SEN. HARRY REID: America deserves better than this. They also deserve a searching and comprehensive investigation into how the Bush administration brought this country to war. Key questions that need to be answered include:Here's an excerpt from today's editorial in the New York Times, "Remember that Mushroom Cloud?":
– How did the Bush administration assemble its case for war against Iraq? We heard what Colonel Wilkerson said.
– Who did the Bush administration officials listen to and who did they ignore?
– How did the senior administration officials manipulate or manufacture intelligence presented to the Congress and the American people?
– What was the role of the White House Iraq Group, or WHIG, a group of senior White House officials tasked with marketing the war and taking down its critics? We know what Colonel Wilkerson says.
– How did the administration coordinate its efforts to attack individuals who dared to challenge the administration’s assertions? We know what happened to them — I listed a few.
– Why has this administration failed to provide Congress with the documents that would shed light on their misconduct and the misstatements?
Unfortunately, the Senate committee that should be taking the lead in providing these answers is not. Despite the fact that the chairman of Senate Intelligence Committee publicly committed to examine these questions more than a year and a half ago, he has chosen not to keep that commitment. Despite the fact that he restated the commitment earlier this year on national television, he has still done nothing. …

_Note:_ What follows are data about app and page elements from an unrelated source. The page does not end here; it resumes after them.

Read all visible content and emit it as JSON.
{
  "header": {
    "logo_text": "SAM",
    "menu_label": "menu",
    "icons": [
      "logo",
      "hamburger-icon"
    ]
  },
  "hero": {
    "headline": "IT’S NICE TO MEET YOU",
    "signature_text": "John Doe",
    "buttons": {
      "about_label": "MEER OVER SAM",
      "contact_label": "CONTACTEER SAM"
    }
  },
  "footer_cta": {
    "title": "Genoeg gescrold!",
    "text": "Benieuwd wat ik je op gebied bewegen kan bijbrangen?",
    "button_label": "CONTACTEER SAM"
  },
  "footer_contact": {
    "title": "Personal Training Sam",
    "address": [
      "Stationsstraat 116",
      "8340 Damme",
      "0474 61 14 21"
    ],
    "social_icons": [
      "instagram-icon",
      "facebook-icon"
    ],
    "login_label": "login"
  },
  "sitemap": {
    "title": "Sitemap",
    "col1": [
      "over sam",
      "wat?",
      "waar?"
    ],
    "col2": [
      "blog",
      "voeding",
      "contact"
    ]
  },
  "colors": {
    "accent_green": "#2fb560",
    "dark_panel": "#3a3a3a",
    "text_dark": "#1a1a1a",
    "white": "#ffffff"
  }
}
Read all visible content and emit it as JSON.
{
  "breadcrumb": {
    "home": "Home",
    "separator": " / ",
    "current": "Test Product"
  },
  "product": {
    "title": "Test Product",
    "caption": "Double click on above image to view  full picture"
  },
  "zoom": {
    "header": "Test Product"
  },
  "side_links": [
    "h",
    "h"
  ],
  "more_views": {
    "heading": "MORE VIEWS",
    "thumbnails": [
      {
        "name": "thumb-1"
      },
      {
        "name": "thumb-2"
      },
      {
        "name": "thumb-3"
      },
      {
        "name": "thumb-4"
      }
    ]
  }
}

Mr. President, enough time has gone by. I demand on behalf of the American people that we understand why these investigations aren’t being conducted, and in accordance with Rule 21, I now move that Senate go into closed session.

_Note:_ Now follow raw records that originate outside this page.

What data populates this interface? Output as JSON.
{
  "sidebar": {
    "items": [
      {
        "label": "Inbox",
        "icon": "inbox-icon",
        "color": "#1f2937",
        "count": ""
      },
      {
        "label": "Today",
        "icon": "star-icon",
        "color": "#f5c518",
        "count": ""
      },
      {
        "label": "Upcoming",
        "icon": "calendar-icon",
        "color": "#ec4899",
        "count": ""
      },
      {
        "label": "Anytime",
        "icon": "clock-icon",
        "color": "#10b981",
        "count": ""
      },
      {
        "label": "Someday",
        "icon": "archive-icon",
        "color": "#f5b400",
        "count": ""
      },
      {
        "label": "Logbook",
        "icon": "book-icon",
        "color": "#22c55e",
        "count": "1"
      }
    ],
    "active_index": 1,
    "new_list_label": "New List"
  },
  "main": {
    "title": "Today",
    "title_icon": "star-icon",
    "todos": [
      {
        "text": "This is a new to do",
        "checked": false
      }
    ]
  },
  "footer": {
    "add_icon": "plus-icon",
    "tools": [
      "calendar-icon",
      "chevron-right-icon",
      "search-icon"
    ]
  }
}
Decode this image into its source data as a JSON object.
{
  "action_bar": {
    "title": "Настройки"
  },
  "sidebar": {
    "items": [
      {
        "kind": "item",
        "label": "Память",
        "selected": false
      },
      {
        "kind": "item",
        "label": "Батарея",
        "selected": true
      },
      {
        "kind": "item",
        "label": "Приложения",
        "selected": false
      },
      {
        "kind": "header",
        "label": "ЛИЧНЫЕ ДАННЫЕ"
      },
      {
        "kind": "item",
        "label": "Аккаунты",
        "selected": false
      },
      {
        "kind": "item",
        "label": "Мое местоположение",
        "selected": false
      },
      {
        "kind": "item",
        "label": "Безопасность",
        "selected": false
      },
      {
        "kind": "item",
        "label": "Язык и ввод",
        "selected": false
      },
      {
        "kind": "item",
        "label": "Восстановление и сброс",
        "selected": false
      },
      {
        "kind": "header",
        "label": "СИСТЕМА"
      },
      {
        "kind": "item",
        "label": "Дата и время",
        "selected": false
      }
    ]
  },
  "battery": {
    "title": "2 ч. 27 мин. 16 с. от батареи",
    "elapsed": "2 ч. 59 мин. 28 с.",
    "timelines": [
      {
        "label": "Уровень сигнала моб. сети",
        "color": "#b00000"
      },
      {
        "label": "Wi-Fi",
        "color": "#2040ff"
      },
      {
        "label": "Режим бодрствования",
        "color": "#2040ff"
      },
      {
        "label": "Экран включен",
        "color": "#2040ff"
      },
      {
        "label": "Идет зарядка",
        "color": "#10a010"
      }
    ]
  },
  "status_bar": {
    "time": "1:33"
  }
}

SEN. DICK DURBIN: Mr. President, I second the motion.
PRESIDING OFFICER: The motion has been made to go into closed session, and it has been seconded. The motion having been made and seconded, the Senate will go into closed session. The chair, pursuant to Rule 21, now directs the sergeant at arms to clear all galleries, close all doors of the Senate chamber, and exclude from the chamber and its immediate corridors all employees and officials of this Senate who under the rule are not eligible to attend this closed session and are not sworn to secrecy. The question is nondebatable.
Last year, the Senate Intelligence Committee did a good bipartisan job of explaining that the intelligence in general was dubious, old and even faked by foreign sources. The panel said the analysts had suffered from groupthink. At the time, the highest-ranking officials in Washington were demanding evidence against Iraq.That's the key. The Democrats agreed to consider this AFTER the elections! How daft do you think they were?

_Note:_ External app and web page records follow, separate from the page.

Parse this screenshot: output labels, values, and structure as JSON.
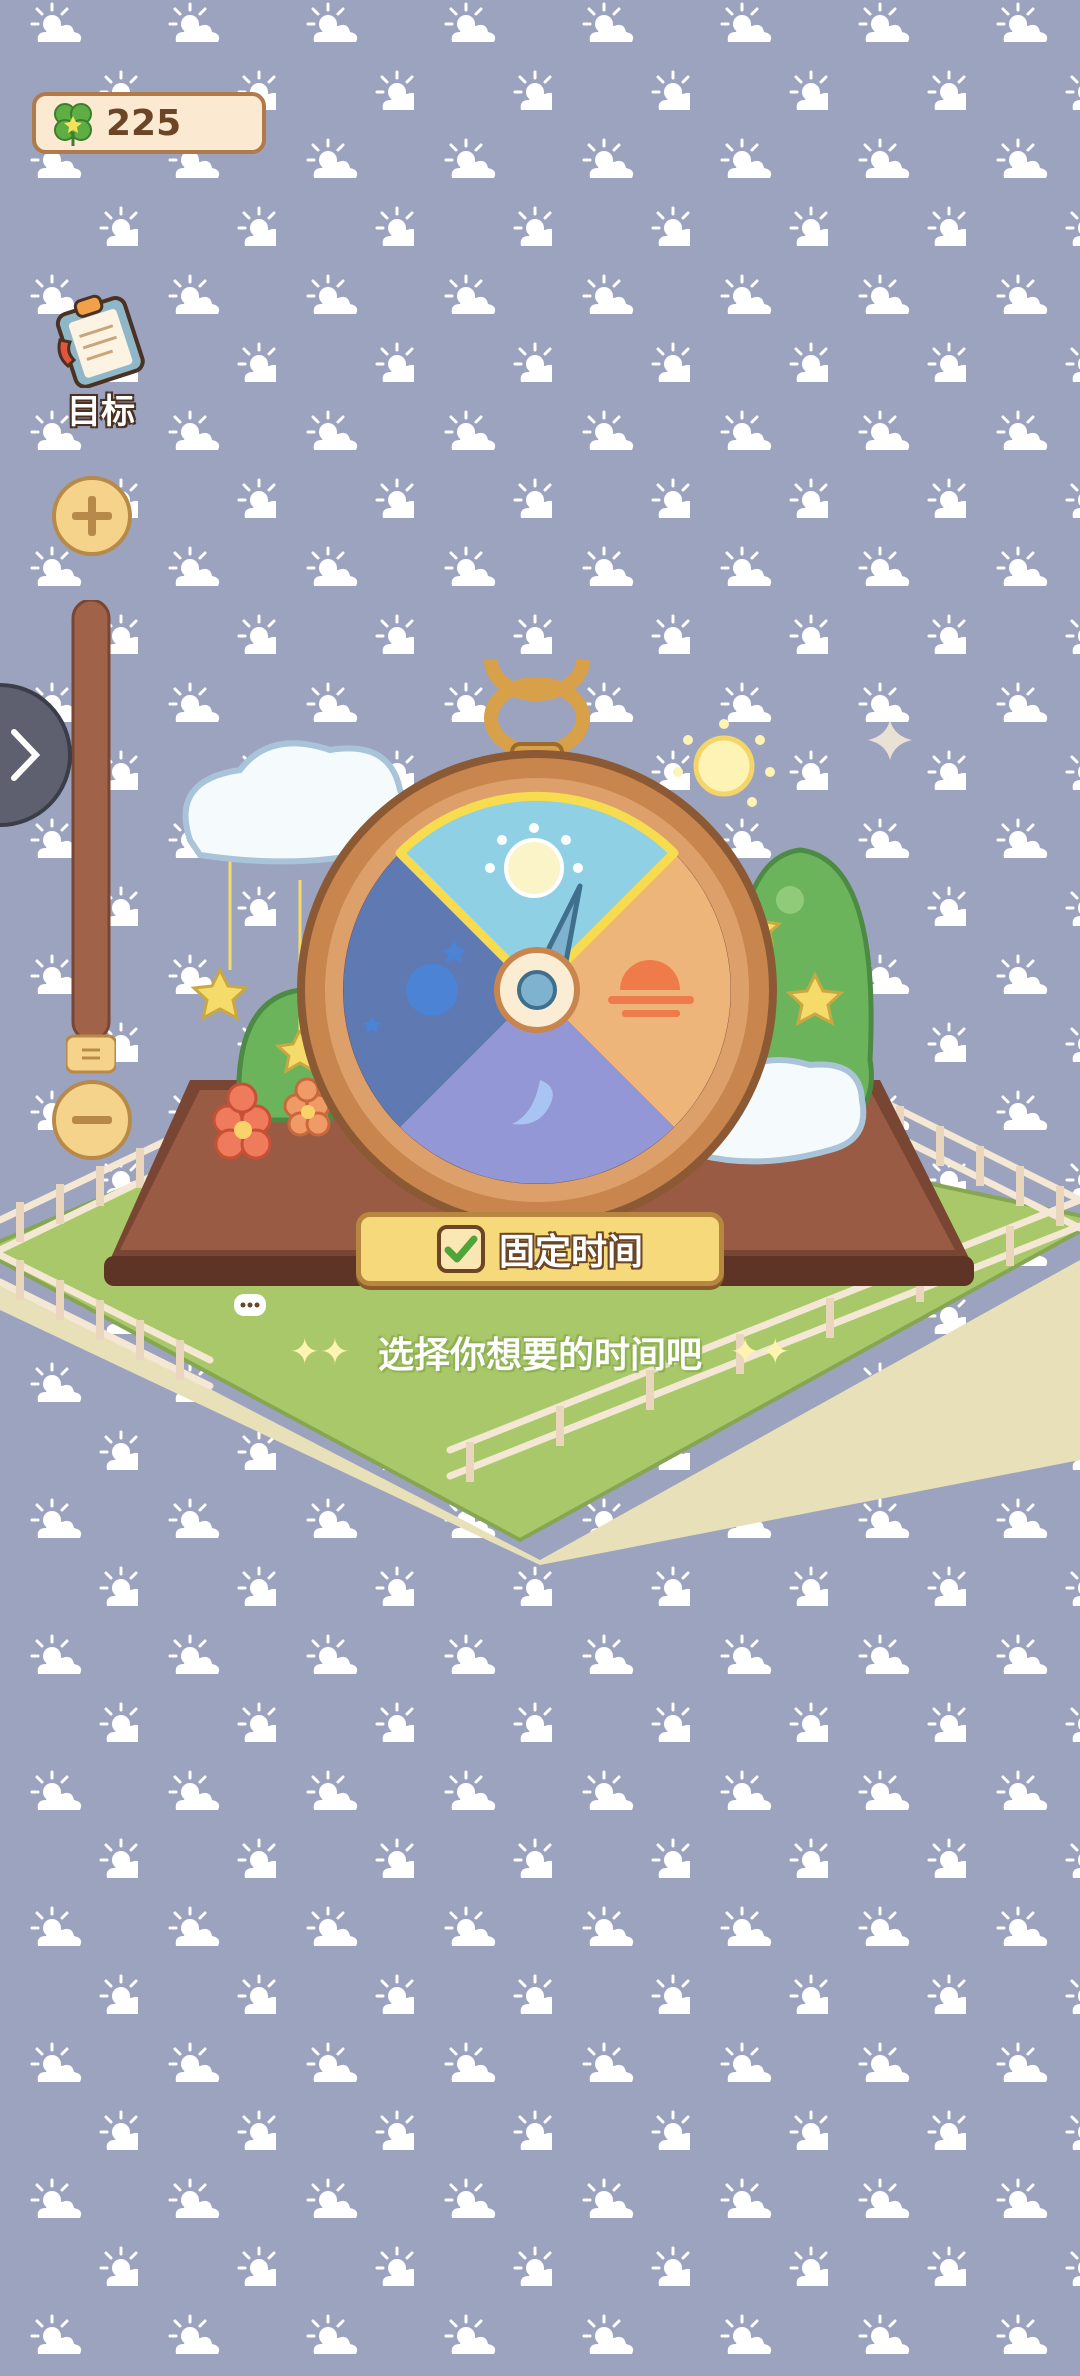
{
  "hud": {
    "clover_count": "225",
    "goal_label": "目标"
  },
  "clock_panel": {
    "fixed_time_label": "固定时间",
    "fixed_time_checked": true,
    "hint": "选择你想要的时间吧",
    "segments": [
      "day",
      "evening",
      "night",
      "late-night"
    ],
    "selected_segment": "day"
  },
  "icons": {
    "currency": "clover-icon",
    "goal": "clipboard-icon",
    "zoom_in": "plus-icon",
    "zoom_out": "minus-icon",
    "side": "chevron-right-icon"
  },
  "colors": {
    "background": "#9ba3bf",
    "grass": "#a9c86a",
    "highlight": "#f7dc4f"
  }
}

But that left this question: If the intelligence was so bad and so moldy, why was it presented to the world as what Mr. Tenet, then the director of central intelligence, famously called "a slam-dunk" case?
Were officials fooled by bad intelligence, or knowingly hyping it? Certainly, the administration erased caveats, dissents and doubts from the intelligence reports before showing them to the public. And there was never credible intelligence about a working relationship between Iraq and Al Qaeda.Under a political deal that Democrats should not have approved, the Intelligence Committee promised to address these questions after the 2004 election.
Still, better late than never, and the dissention does spread. Trent Lott has said Karl Rove should resign. This is an excerpt from a Washington Post report:
Not all Republicans were quick to defend Rove. Sen. Trent Lott (R-Miss.) said of Rove, "If this is going to be ongoing, if he has a problem, I think he's got to step up, and, you know, acknowledge that and deal with it." Interviewed on Fox News, Lott said Bush should be looking for "new blood, new energy, qualified staff, new people." The senator added, "I'm not talking about wholesale changes, but you've got to reach out and bring in more advice and counsel."